There is a waitlist of 20 names in reserve for the Toronto region, though there has been no indication as to when more licenses will be granted. Six additional licenses were also granted for the surrounding GTA.
The Ford government chose to license 25 storefronts to start in order to avoid the shortages that have plagued many other provinces, including Alberta and Quebec.
The BC-based international cannabis company, Chemesis International has announced that it has completed the acquisition of another company in Latin America, as it continues to expand in the region.
Finally completed last week, January 9, Chemesis has purchased 100% of La Finca Interacviva-Arachna Med SAS, an integrated cannabis company that has been operational since late 2017 and which has $2,300,000 in working capital on hand, according to a press release.
Chemesis entered into the agreement with La Finca, in November 2018. Having already set up shop in the Caribbean and Puerto Rico, they have now successfully planted themselves in Colombia.
La Finca Interacviva-Arachna Med is a licensed cultivator, producer, distributor, and seller of cannabis products in Colombia. Chiefly known for their line of INVIMA-approved (Colombia’s version of Health Canada) infused-skin care products.
“With the completion of this acquisition, Chemesis will significantly increase its footprint in Latin America,” said Edgar Montero, CEO of Chemesis. “The Company believes its exposure in Latin America will not only provide access to more opportunities in the region, but internationally as well. La Finca is ramping up as planned and has submitted all necessary documents to the Ministry of Justice to expand its cultivation area to 1,060 acres.”
La Finca has made significant headway in its operations and regulatory approvals since Chemesis expressed interest in the Colombia based company. They have also formed partnerships with Universidad Nacional de Colombia and Universidad Distrital Francisco José de Caldas to conduct cannabis research and develop seed strains.
Since the legalization of cannabis in Canada last October there has come a flood of interested Canadians turning to the web for news and information on pot.
However, a new study is casting doubt on many of the medical claims being made by top pot sites on the web.
According to the study, Accuracy of Medical Marijuana Claims Made by Popular Websites, published in the Journal of Pharmacy Practice in December 2018, the Internet’s top 10 most used cannabis news and information site are not dispensing consistently reliable data.
“Accuracy of medical marijuana claims is a significant concern because consumers change their medication management based on information from a single website,” says the study by Dr. Katelyn Boatwright and Dr. Morgan Sperry.
What the pair show in their research is that while sites typically ranked on the first page of search results in Google are not deliberately misleading, they are typically reporting on data from studies and research with weak or limited evidence.
“High-quality evidence showing both the benefits and harms associated with the use of medical marijuana is greatly lacking,” it says. “Various studies, review articles, and guidelines have been published regarding the potential medical uses of marijuana. Although trials are constantly underway, it is the rigour of these trials that many recent review articles are taking into question.”

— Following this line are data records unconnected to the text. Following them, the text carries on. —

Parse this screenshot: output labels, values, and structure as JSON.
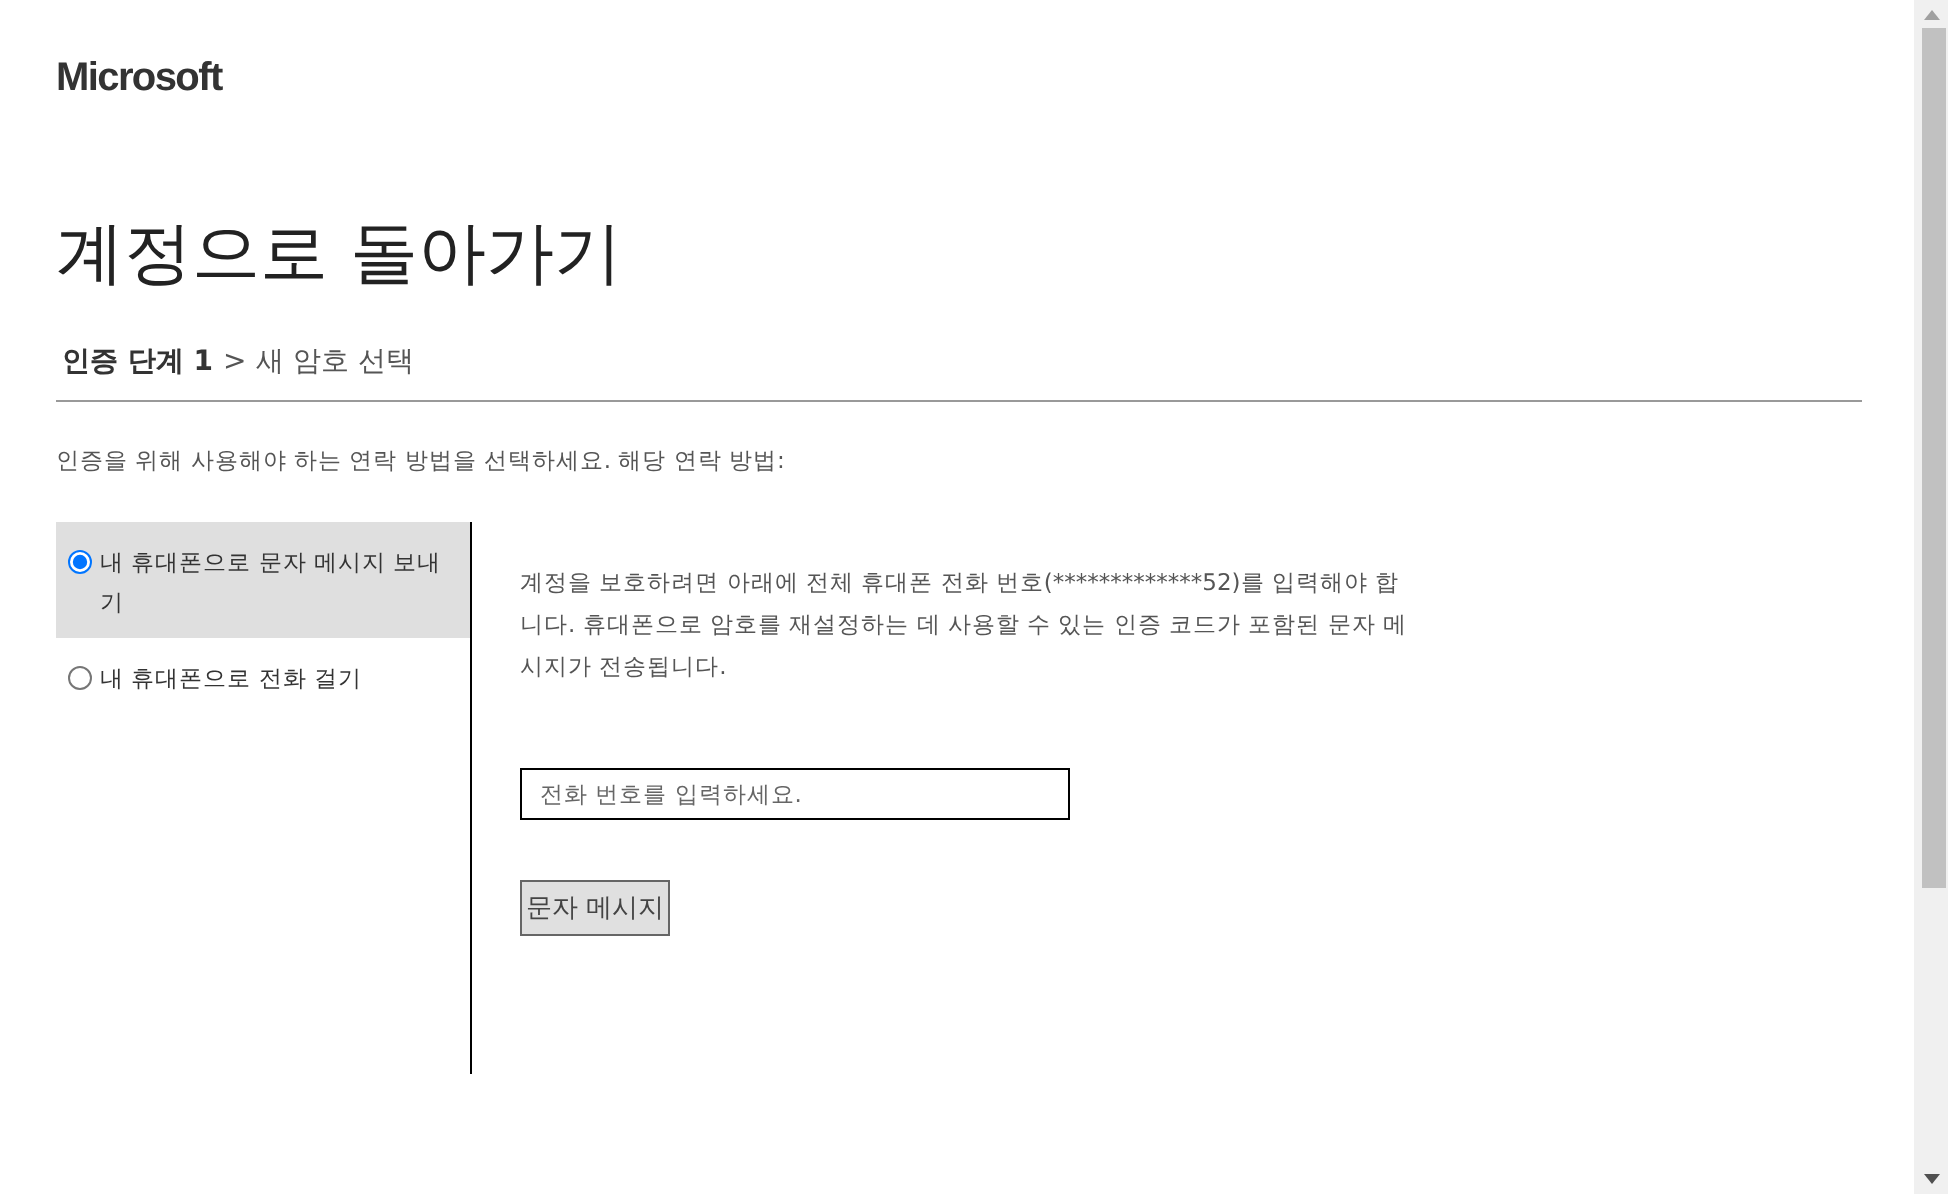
{
  "logo": {
    "text": "Microsoft"
  },
  "title": "계정으로 돌아가기",
  "breadcrumb": {
    "separator": ">",
    "steps": [
      {
        "label": "인증 단계 1",
        "current": true
      },
      {
        "label": "새 암호 선택",
        "current": false
      }
    ]
  },
  "instruction": "인증을 위해 사용해야 하는 연락 방법을 선택하세요. 해당 연락 방법:",
  "options": [
    {
      "label": "내 휴대폰으로 문자 메시지 보내기",
      "selected": true
    },
    {
      "label": "내 휴대폰으로 전화 걸기",
      "selected": false
    }
  ],
  "detail": {
    "text": "계정을 보호하려면 아래에 전체 휴대폰 전화 번호(*************52)를 입력해야 합니다. 휴대폰으로 암호를 재설정하는 데 사용할 수 있는 인증 코드가 포함된 문자 메시지가 전송됩니다.",
    "phone_field": {
      "placeholder": "전화 번호를 입력하세요."
    },
    "button": "문자 메시지"
  }
}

The accuracy of the medical cannabis claims was determined by evaluating the article or study that was referenced within the post. Evidence in those articles were also broken into different levels of quality as well. Those that met the requirements of proper research — interventional, randomized, controlled, and ‘power met’ statistics — were rewarded by being placed into groups determined to contain a high-quality of evidence.
Of the thirty medical marijuana claims and the articles reviewed, 90% of claims made were based on data from low-quality trials. Only three articles of the thirty evaluated were considered to be of high quality. Additionally, 10% of websites made appropriate cause and effect conclusions. Furthermore, approximately 3% of the medical marijuana claims were written by a healthcare professional.